◆ TASK INSTRUCTIONS ◆
The full set of records must be printed exactly as given.

□ □ □

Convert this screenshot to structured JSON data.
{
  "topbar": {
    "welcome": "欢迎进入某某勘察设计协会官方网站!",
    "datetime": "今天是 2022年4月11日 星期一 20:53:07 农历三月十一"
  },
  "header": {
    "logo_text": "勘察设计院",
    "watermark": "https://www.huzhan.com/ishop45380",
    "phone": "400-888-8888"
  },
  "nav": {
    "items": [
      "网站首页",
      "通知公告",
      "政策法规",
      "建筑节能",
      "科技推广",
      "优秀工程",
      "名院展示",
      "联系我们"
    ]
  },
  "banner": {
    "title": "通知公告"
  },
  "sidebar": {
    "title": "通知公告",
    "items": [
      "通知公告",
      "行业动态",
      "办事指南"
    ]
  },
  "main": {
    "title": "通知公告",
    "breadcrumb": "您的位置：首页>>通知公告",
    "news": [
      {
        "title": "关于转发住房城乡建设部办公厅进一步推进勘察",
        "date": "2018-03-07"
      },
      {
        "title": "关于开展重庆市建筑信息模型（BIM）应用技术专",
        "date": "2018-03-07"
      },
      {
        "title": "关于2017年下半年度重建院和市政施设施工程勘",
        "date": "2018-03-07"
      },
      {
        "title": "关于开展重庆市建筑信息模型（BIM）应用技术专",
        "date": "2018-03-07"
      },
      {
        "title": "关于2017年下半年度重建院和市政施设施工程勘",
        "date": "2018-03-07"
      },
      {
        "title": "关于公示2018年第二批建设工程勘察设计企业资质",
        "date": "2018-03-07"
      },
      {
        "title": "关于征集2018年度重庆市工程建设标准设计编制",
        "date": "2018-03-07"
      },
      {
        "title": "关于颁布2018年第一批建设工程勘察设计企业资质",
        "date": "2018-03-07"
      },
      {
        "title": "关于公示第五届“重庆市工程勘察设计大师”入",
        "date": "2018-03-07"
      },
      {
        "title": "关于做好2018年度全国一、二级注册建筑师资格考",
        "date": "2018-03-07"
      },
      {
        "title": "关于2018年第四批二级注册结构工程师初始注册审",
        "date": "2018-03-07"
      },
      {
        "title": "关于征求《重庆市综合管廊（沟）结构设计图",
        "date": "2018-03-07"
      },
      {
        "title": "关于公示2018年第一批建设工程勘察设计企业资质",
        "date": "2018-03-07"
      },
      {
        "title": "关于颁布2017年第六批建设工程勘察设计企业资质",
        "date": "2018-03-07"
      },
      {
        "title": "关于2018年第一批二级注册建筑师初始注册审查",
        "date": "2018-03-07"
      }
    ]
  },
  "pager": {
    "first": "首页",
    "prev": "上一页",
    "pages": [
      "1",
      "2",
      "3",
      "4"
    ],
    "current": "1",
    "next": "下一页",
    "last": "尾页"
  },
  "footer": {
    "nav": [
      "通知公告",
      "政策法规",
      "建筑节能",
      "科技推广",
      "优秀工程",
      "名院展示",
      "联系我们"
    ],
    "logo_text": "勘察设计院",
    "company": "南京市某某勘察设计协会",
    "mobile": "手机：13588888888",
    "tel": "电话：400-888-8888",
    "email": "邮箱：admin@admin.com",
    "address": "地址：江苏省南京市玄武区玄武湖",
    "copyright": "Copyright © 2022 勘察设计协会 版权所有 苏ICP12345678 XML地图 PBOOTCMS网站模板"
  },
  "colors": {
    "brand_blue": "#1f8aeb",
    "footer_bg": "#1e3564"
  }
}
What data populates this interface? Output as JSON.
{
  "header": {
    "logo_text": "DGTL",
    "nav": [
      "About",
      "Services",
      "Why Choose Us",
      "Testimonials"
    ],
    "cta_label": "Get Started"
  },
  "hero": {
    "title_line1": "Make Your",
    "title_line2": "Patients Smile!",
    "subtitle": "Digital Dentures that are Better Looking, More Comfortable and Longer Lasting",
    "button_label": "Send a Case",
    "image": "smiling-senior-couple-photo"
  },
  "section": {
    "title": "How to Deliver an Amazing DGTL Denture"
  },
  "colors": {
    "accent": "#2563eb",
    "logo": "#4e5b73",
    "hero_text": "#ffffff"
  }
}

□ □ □

◆ RESPONSE ◆
Convert this screenshot to structured JSON data.
{
  "topbar": {
    "welcome": "欢迎进入某某勘察设计协会官方网站!",
    "datetime": "今天是 2022年4月11日 星期一 20:53:07 农历三月十一"
  },
  "header": {
    "logo_text": "勘察设计院",
    "watermark": "https://www.huzhan.com/ishop45380",
    "phone": "400-888-8888"
  },
  "nav": {
    "items": [
      "网站首页",
      "通知公告",
      "政策法规",
      "建筑节能",
      "科技推广",
      "优秀工程",
      "名院展示",
      "联系我们"
    ]
  },
  "banner": {
    "title": "通知公告"
  },
  "sidebar": {
    "title": "通知公告",
    "items": [
      "通知公告",
      "行业动态",
      "办事指南"
    ]
  },
  "main": {
    "title": "通知公告",
    "breadcrumb": "您的位置：首页>>通知公告",
    "news": [
      {
        "title": "关于转发住房城乡建设部办公厅进一步推进勘察",
        "date": "2018-03-07"
      },
      {
        "title": "关于开展重庆市建筑信息模型（BIM）应用技术专",
        "date": "2018-03-07"
      },
      {
        "title": "关于2017年下半年度重建院和市政施设施工程勘",
        "date": "2018-03-07"
      },
      {
        "title": "关于开展重庆市建筑信息模型（BIM）应用技术专",
        "date": "2018-03-07"
      },
      {
        "title": "关于2017年下半年度重建院和市政施设施工程勘",
        "date": "2018-03-07"
      },
      {
        "title": "关于公示2018年第二批建设工程勘察设计企业资质",
        "date": "2018-03-07"
      },
      {
        "title": "关于征集2018年度重庆市工程建设标准设计编制",
        "date": "2018-03-07"
      },
      {
        "title": "关于颁布2018年第一批建设工程勘察设计企业资质",
        "date": "2018-03-07"
      },
      {
        "title": "关于公示第五届“重庆市工程勘察设计大师”入",
        "date": "2018-03-07"
      },
      {
        "title": "关于做好2018年度全国一、二级注册建筑师资格考",
        "date": "2018-03-07"
      },
      {
        "title": "关于2018年第四批二级注册结构工程师初始注册审",
        "date": "2018-03-07"
      },
      {
        "title": "关于征求《重庆市综合管廊（沟）结构设计图",
        "date": "2018-03-07"
      },
      {
        "title": "关于公示2018年第一批建设工程勘察设计企业资质",
        "date": "2018-03-07"
      },
      {
        "title": "关于颁布2017年第六批建设工程勘察设计企业资质",
        "date": "2018-03-07"
      },
      {
        "title": "关于2018年第一批二级注册建筑师初始注册审查",
        "date": "2018-03-07"
      }
    ]
  },
  "pager": {
    "first": "首页",
    "prev": "上一页",
    "pages": [
      "1",
      "2",
      "3",
      "4"
    ],
    "current": "1",
    "next": "下一页",
    "last": "尾页"
  },
  "footer": {
    "nav": [
      "通知公告",
      "政策法规",
      "建筑节能",
      "科技推广",
      "优秀工程",
      "名院展示",
      "联系我们"
    ],
    "logo_text": "勘察设计院",
    "company": "南京市某某勘察设计协会",
    "mobile": "手机：13588888888",
    "tel": "电话：400-888-8888",
    "email": "邮箱：admin@admin.com",
    "address": "地址：江苏省南京市玄武区玄武湖",
    "copyright": "Copyright © 2022 勘察设计协会 版权所有 苏ICP12345678 XML地图 PBOOTCMS网站模板"
  },
  "colors": {
    "brand_blue": "#1f8aeb",
    "footer_bg": "#1e3564"
  }
}
What data populates this interface? Output as JSON.
{
  "header": {
    "logo_text": "DGTL",
    "nav": [
      "About",
      "Services",
      "Why Choose Us",
      "Testimonials"
    ],
    "cta_label": "Get Started"
  },
  "hero": {
    "title_line1": "Make Your",
    "title_line2": "Patients Smile!",
    "subtitle": "Digital Dentures that are Better Looking, More Comfortable and Longer Lasting",
    "button_label": "Send a Case",
    "image": "smiling-senior-couple-photo"
  },
  "section": {
    "title": "How to Deliver an Amazing DGTL Denture"
  },
  "colors": {
    "accent": "#2563eb",
    "logo": "#4e5b73",
    "hero_text": "#ffffff"
  }
}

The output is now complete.